[Data records for software interfaces]
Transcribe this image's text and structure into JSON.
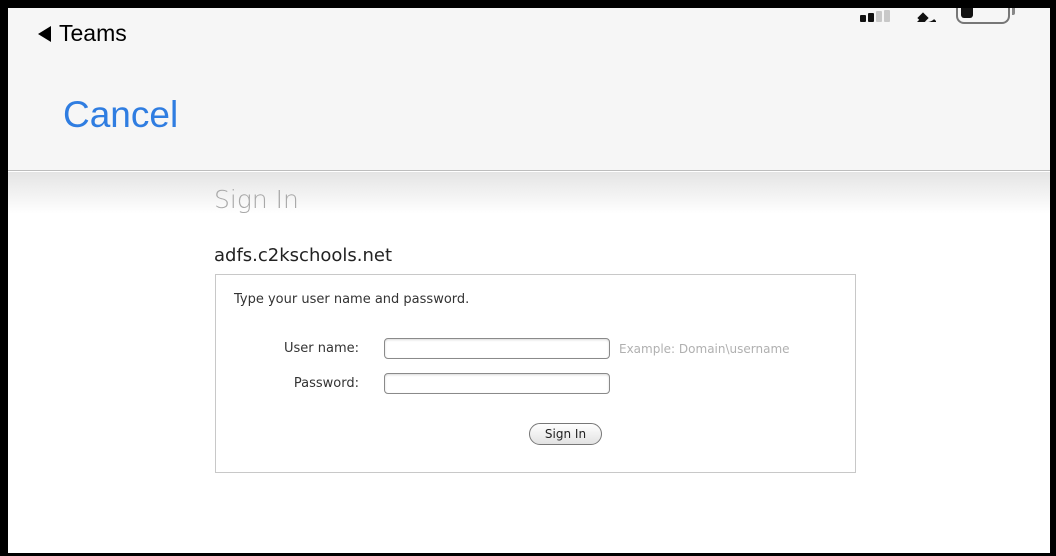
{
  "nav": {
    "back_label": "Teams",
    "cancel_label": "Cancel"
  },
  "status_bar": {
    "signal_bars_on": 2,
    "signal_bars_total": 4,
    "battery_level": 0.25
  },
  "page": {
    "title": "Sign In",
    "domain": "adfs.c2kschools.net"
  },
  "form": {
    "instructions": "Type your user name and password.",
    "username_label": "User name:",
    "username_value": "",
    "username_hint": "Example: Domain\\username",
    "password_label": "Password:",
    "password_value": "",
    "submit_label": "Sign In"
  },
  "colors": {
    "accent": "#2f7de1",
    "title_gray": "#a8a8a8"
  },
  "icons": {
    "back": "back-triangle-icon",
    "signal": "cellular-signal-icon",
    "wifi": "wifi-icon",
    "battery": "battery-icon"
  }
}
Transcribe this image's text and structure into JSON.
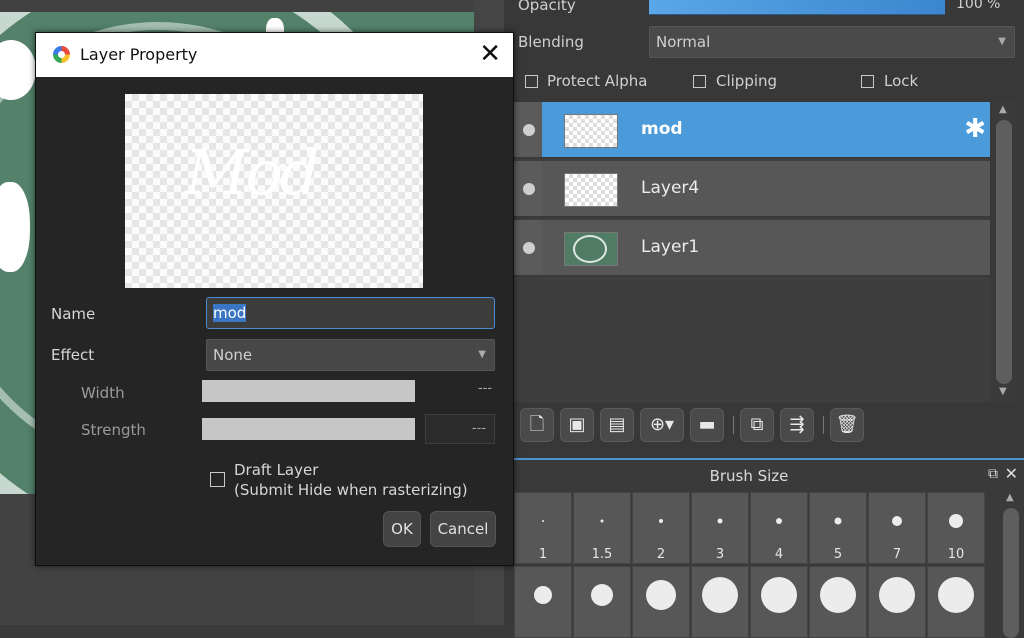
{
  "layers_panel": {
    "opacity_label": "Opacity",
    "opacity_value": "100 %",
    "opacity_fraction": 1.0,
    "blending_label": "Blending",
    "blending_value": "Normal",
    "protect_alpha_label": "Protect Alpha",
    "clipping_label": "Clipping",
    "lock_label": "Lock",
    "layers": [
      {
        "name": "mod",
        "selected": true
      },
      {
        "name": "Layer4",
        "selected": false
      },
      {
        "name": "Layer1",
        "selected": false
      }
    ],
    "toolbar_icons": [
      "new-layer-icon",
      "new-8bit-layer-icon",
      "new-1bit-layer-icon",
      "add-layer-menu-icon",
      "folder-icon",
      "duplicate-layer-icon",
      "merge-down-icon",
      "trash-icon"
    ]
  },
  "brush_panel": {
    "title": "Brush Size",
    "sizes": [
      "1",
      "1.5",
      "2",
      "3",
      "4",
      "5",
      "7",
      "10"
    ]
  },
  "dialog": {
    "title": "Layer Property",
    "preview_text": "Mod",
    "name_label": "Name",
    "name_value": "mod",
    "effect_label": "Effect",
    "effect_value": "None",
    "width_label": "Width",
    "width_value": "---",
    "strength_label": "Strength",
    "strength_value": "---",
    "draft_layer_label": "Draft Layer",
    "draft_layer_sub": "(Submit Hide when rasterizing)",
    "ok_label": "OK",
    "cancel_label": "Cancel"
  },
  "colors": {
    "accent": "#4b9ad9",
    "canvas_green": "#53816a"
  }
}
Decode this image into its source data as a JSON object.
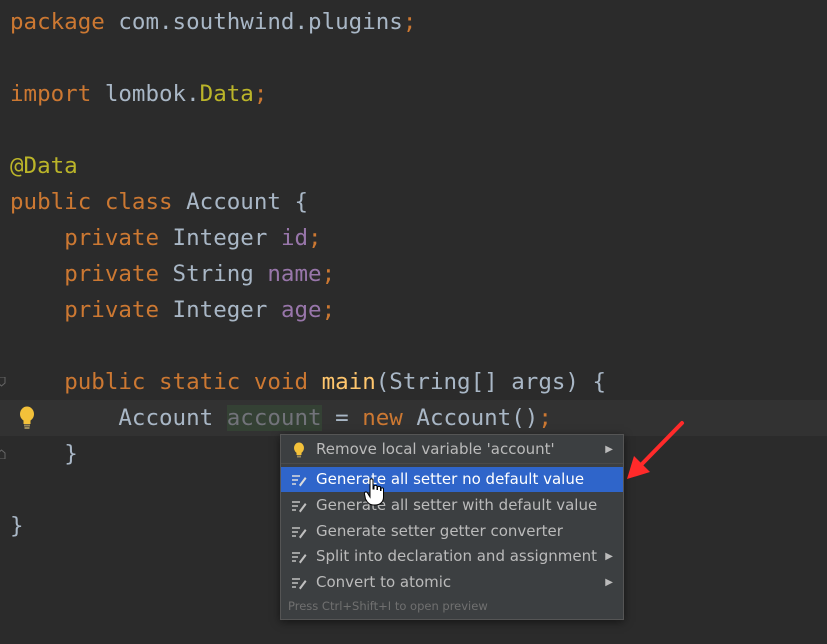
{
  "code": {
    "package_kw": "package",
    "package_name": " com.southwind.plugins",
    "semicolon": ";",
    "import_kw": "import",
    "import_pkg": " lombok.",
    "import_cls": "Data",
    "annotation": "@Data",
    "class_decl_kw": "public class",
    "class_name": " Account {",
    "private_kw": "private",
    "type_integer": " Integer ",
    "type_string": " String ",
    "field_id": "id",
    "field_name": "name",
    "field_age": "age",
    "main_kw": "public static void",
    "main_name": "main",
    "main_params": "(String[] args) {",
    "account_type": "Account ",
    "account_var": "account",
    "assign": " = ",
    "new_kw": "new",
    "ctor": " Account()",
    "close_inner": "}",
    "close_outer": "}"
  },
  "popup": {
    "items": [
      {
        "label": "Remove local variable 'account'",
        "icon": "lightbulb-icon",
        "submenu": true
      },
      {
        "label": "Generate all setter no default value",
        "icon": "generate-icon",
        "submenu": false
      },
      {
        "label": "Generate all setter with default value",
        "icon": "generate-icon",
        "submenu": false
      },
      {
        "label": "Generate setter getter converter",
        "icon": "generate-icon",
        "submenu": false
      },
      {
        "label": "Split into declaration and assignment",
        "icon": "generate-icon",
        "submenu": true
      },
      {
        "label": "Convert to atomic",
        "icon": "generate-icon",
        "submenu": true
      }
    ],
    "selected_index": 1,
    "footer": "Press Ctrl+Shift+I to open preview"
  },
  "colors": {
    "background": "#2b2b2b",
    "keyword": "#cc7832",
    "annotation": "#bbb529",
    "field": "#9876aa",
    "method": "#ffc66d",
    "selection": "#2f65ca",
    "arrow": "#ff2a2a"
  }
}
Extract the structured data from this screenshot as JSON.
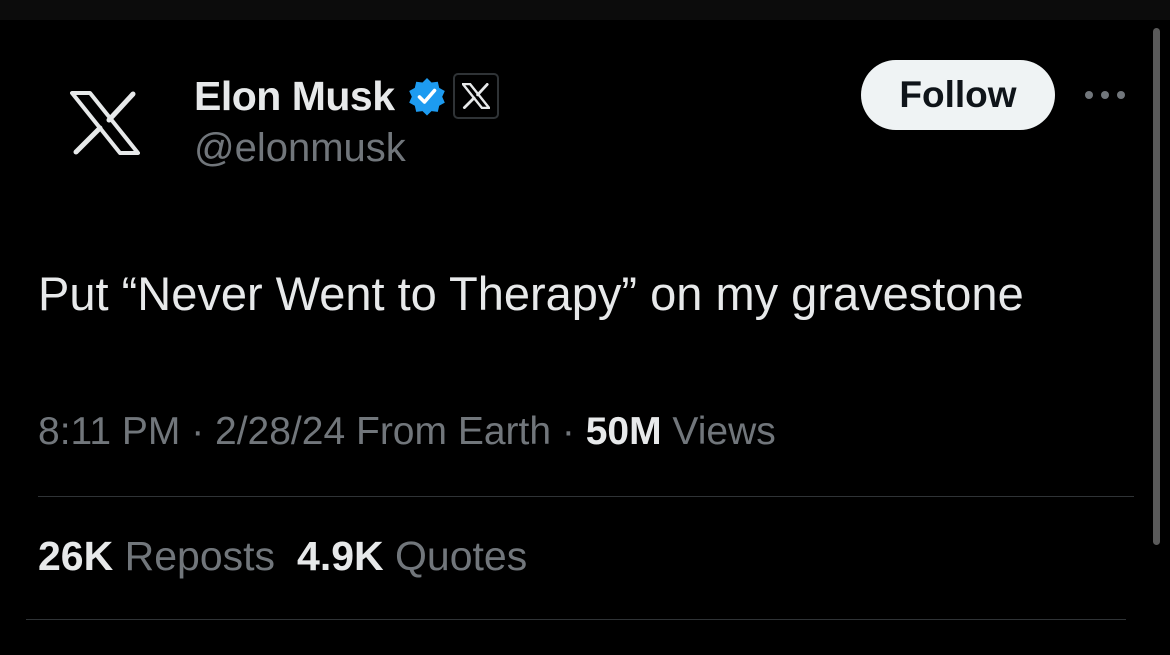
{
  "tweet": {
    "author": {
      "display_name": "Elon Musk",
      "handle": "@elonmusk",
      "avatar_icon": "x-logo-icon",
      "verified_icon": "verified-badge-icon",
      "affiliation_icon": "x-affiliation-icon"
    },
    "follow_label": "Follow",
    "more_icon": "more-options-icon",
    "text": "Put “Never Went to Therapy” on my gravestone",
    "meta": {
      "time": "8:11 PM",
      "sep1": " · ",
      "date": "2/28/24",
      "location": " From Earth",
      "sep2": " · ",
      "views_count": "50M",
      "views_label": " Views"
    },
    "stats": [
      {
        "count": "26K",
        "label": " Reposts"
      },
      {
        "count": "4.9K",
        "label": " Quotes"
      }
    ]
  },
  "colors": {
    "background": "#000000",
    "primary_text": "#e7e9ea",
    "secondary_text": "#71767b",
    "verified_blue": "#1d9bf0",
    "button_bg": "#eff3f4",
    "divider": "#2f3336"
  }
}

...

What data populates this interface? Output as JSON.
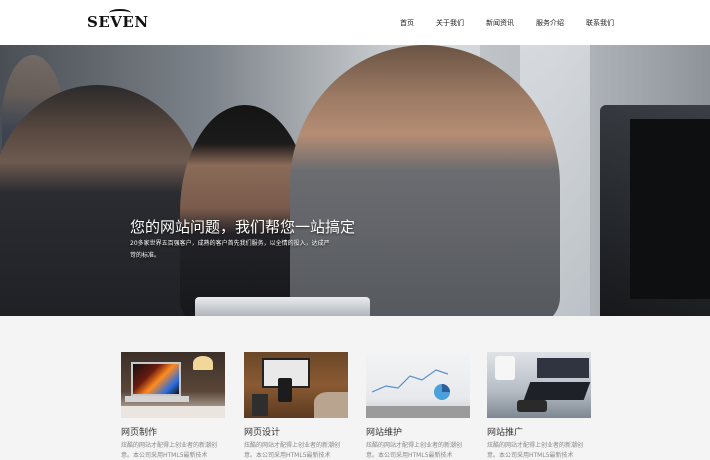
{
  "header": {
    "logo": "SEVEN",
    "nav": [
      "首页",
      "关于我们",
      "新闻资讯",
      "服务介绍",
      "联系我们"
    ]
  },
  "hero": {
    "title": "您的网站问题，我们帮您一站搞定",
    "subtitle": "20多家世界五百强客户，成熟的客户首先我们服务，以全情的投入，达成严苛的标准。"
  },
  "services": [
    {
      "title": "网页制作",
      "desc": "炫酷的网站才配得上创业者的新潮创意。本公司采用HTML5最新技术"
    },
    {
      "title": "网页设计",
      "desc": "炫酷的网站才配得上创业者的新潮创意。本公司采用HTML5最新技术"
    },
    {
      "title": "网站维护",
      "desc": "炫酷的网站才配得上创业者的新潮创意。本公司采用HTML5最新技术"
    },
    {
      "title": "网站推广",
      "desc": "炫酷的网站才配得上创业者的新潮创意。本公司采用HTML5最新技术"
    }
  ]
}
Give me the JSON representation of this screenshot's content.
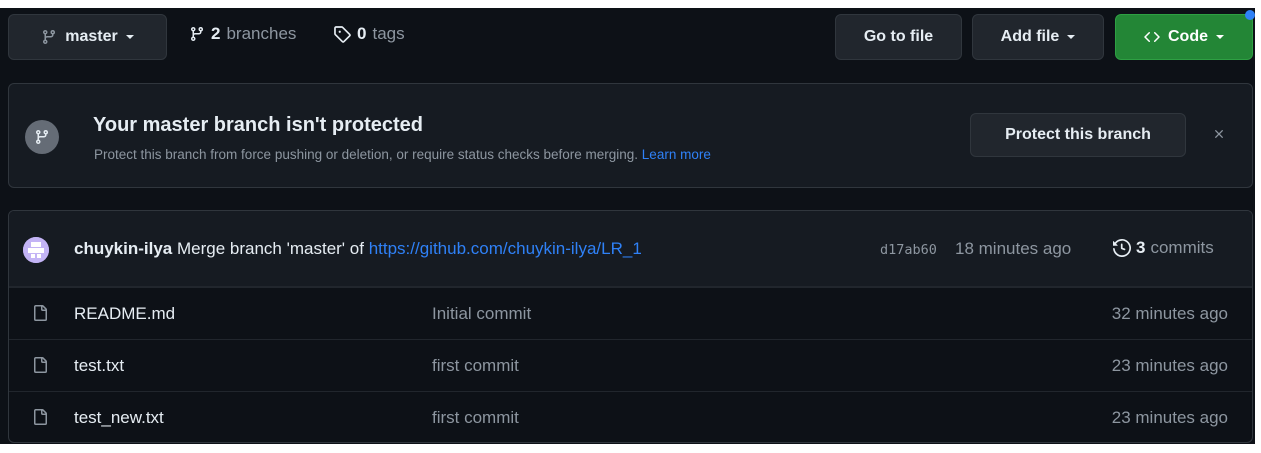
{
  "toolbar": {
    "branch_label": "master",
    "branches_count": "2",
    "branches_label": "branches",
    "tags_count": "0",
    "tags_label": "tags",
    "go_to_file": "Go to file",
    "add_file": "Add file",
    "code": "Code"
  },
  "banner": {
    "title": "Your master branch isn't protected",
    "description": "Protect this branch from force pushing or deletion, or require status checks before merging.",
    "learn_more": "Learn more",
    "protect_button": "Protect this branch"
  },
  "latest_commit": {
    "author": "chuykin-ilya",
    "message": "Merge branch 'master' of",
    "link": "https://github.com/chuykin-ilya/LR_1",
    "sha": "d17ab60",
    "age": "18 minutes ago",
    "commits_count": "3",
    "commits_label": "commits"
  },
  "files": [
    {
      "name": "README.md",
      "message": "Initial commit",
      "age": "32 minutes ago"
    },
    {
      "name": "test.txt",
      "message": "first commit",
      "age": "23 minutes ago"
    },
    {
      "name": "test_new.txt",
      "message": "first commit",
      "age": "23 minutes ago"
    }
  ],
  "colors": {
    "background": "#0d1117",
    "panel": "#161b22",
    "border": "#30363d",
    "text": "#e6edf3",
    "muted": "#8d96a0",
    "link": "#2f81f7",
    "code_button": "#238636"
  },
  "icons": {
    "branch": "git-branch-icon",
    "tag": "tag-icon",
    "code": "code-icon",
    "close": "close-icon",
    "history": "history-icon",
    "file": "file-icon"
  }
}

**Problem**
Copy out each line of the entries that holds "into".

**Answer section**
Transcribe this image's text and structure into JSON.
Transcribe this image's text and structure into JSON.
Decode this image into its source data as a JSON object.
        "label": "Split into declaration and assignment",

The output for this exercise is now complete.